Spc. Avery Represents 16th CAB in Combatives Tournament
April 17, 2012
JOINT BASE LEWIS-MCCHORD, Wash. -- Combatants from across Joint Base Lewis-McChord gathered at the Soldier's Field House to compete in the 3rd annual Modern Army Combatives Program tournament on April 11-13.
The three-day event showcased Soldiers from various units from Special Forces to 16th Combat Aviation Brigade. The Soldiers were divided into eight weight categories ranging from bantamweight to heavyweight.
Representing 16th CAB in the finals for the middleweight division was Spc. Christopher Avery, 46th Aviation Support Battalion avionic and survivability equipment repair specialist. The tournament was a first for Avery, who has previous experience in boxing and is combatives level 2 certified.
Avery trained with teammates combining wrestling, boxing and weight training techniques into their regimen. Every morning and afternoon was spent at the gym doing push-ups, sprawls, and grappling to hone combatives skills and pass on knowledge to teammates.
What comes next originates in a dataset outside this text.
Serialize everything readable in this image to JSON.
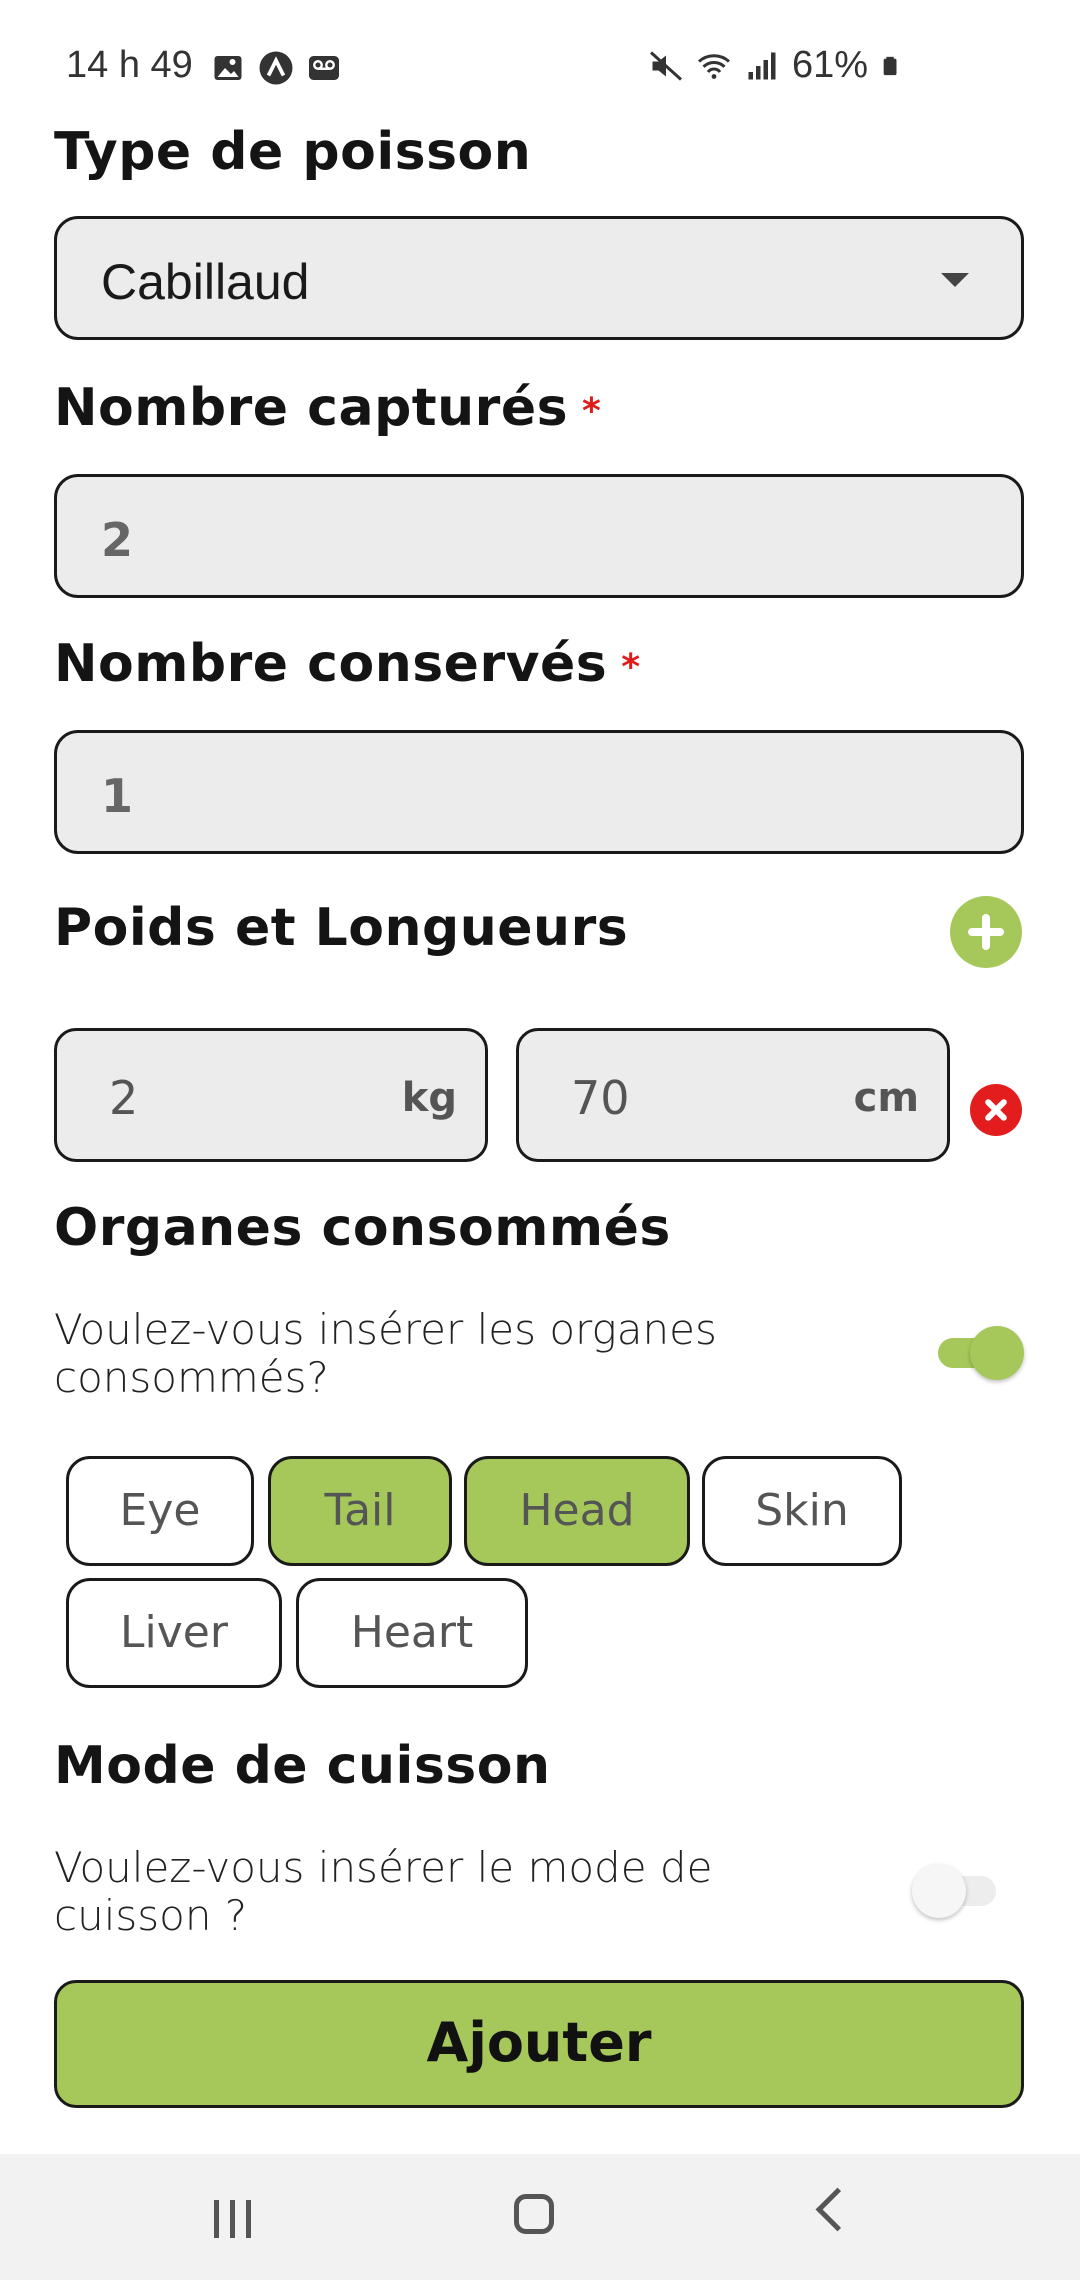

"All of us were fighters, grapplers and strikers so we just got together, fought each other, put our experiences together and trained each other," said Avery.
"He definitely had a lot of strength and was a strong boxer, so training with him was an eye-opener on what to expect for the tournament," said teammate Joshua Wren, D troop, 4-6 Air Reconnaissance Squadron aircraft pneudraulics repair specialist. "The thing that I noticed about him most was that he was always happy and enthusiastic to be training."
Avery advanced his way up to the finals after a two-day trial through preliminaries and semi-finals.
"They tried to explain (the tournament) to me, you know, break it down, but I didn't think it was going to be like this. It was pretty fun and definitely exceeded my expectations," said Avery. "I gained a lot from the experience of training with Avery and fighting in the tournament. I also got to see a lot of different skills and techniques from wrestling and Taekwondo and other martial arts," said Wren, a two year Brazilian Jujitsu student.
Avery's final adversary, Spc. Terry Smith, 2-23 Infantry Regiment, 4-2 Stryker Brigade Combat Team, was the last obstacle in a caged bout that filled the Soldier's Field House with hollers, yells and cheers. Martial prowess was finally proven in the grand finale between the proverbial striker and grappler.
Opponents tested each other for weaknesses with a few jabs here and some strategically placed cross-to-hook combos there as the match opened.
"This was definitely my most difficult fight. I'm most confident in my striking game, but I think to improve, I need more experience in grappling," said Avery. "When he had my back I wasn't fast enough to defend myself, so I need to improve in strength and speed."
Fists flew, bodies collided and sweat poured in a three ring match that eventually led to the end of a month-long journey of training and hard work. Avery's fight up the ladder to the cruiserweight championship inevitably lead him to take home the runner-up title in the middleweight division.
Avery will be representing JBLM and 16th CAB in the All-Army Combatives Championships at Fort Benning, Georgia, July 23-27. Avery's wish for more experience in grappling may come sooner than he thought; and coincidentally enough, it will be at the home of MACP.